- _About this exercise_: Scanning the entries below, copy every line that contains the word "color".

Dataset entries
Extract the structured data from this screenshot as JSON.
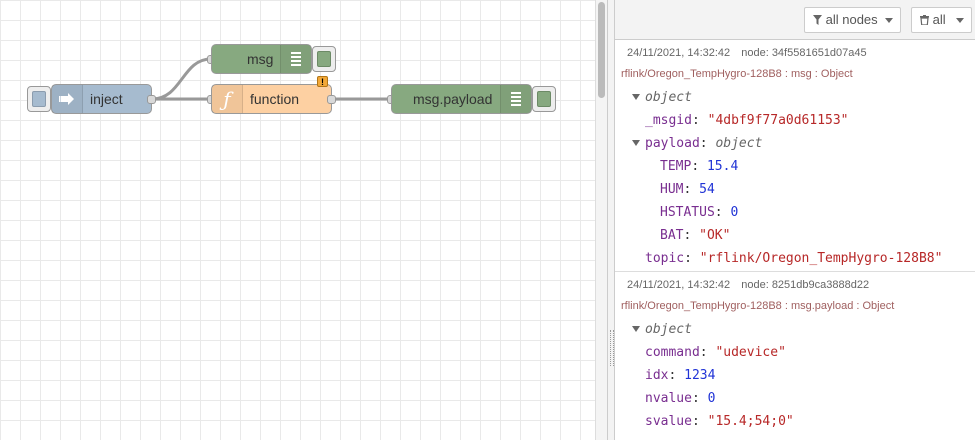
{
  "workspace": {
    "nodes": {
      "inject": {
        "label": "inject",
        "color": "#a6bbcf"
      },
      "msg_debug": {
        "label": "msg",
        "color": "#87a980"
      },
      "function": {
        "label": "function",
        "color": "#fdd0a2",
        "icon_glyph": "ƒ",
        "warning": "!"
      },
      "payload_debug": {
        "label": "msg.payload",
        "color": "#87a980"
      }
    }
  },
  "sidebar": {
    "filter_nodes": {
      "icon": "filter-icon",
      "label": "all nodes"
    },
    "clear": {
      "icon": "trash-icon",
      "label": "all"
    },
    "messages": [
      {
        "timestamp": "24/11/2021, 14:32:42",
        "node": "node: 34f5581651d07a45",
        "topic_line": "rflink/Oregon_TempHygro-128B8 : msg : Object",
        "root_type": "object",
        "msgid_key": "_msgid",
        "msgid_value": "\"4dbf9f77a0d61153\"",
        "payload_key": "payload",
        "payload_type": "object",
        "payload": [
          {
            "key": "TEMP",
            "value": "15.4",
            "kind": "num"
          },
          {
            "key": "HUM",
            "value": "54",
            "kind": "num"
          },
          {
            "key": "HSTATUS",
            "value": "0",
            "kind": "num"
          },
          {
            "key": "BAT",
            "value": "\"OK\"",
            "kind": "str"
          }
        ],
        "topic_key": "topic",
        "topic_value": "\"rflink/Oregon_TempHygro-128B8\""
      },
      {
        "timestamp": "24/11/2021, 14:32:42",
        "node": "node: 8251db9ca3888d22",
        "topic_line": "rflink/Oregon_TempHygro-128B8 : msg.payload : Object",
        "root_type": "object",
        "props": [
          {
            "key": "command",
            "value": "\"udevice\"",
            "kind": "str"
          },
          {
            "key": "idx",
            "value": "1234",
            "kind": "num"
          },
          {
            "key": "nvalue",
            "value": "0",
            "kind": "num"
          },
          {
            "key": "svalue",
            "value": "\"15.4;54;0\"",
            "kind": "str"
          }
        ]
      }
    ]
  }
}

- _Your response_:
        "color": "#a6bbcf"
        "color": "#87a980"
        "color": "#fdd0a2",
        "color": "#87a980"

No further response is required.